In May of last year, Nicola Thorpe started a petition calling for the law to be changed surrounding female dress codes. This was a result of Ms Thorpe being sent home on her first day at work for a corporate finance company on the basis that she was not wearing high heels.
The company’s list of requirements for female employees has since been revealed to include:
- “Makeup at all times (unless for medical reasons) with a minimum of light blusher, lipstick or tinted gloss, mascara, eye shadow, light foundation/powder”
- No visible hair roots
- High Heels
In some public or client-facing roles dress codes are quite understandable, and are legal. However, the extreme demands made on female staff in this company’s guidelines highlighted a serious problem with sexism embedded in the workplace.
Nicola Thorpe’s petition was signed by over 150,000 people before MPs addressed the issue. Two commons committees collected evidence from hundreds of female employees who had experienced discriminatory dress codes. The research resulted in a UK parliamentary report (published 25th January 2017), as rules for female employees, such as wearing particular makeup, certain hairstyles or short skirts, were found – with no similar requests for men. The report has led to a call for an overhaul of current equality laws.
“The government has said that the existing law is clear, and that the dress code that prompted this petition is already unlawful. Nevertheless, discriminatory dress codes remain widespread. It is therefore clear that the existing law is not yet fully effective in protecting employees from discrimination at work. We call on the government to review this area of the law” – High Heels and Workplace Dress Codes, from parliamentary committees for Petitions and for Women and Equalities.

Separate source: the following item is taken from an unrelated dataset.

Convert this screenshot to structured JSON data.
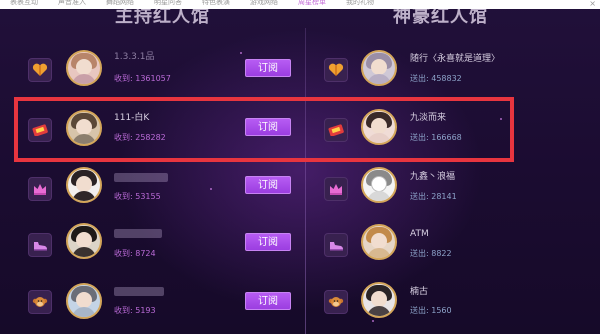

The current laws
Employers are lawfully able to implement a dress code to ensure that employees are dressed appropriately for their job and the work they carry out. Employers can implement a number of dress code rules, such as that health and safety attire is worn or to cover up tattoos, for example. Although it must be noted that requests made in the policy must be justifiable as being for a more substantial reason than stylistic preference.
However, it remains that gender discrimination is unlawful – so whilst it may not be outright illegal to ask a woman to wear high heels for work, it is unlawful to treat women less favourably than men. Employment law solicitor Laura Allner, a senior associate at CMS notes: “Where a policy clearly treats women less favourably than men, for example applying strict image criteria to females but no corresponding rules for men, then this would constitute direct sex discrimination, to which there is no defence.”
Be aware that an employee can raise a formal or informal grievance with their employer if they feel they have been discriminated against and that laws are likely to tighten in the near future. If you’re overdue an HR overhaul this could be the perfect opportunity to review your procedures. You should also ensure that you have the protection of a relevant Management Liability and Employment Practices Liability policy in place by speaking to your insurer or broker.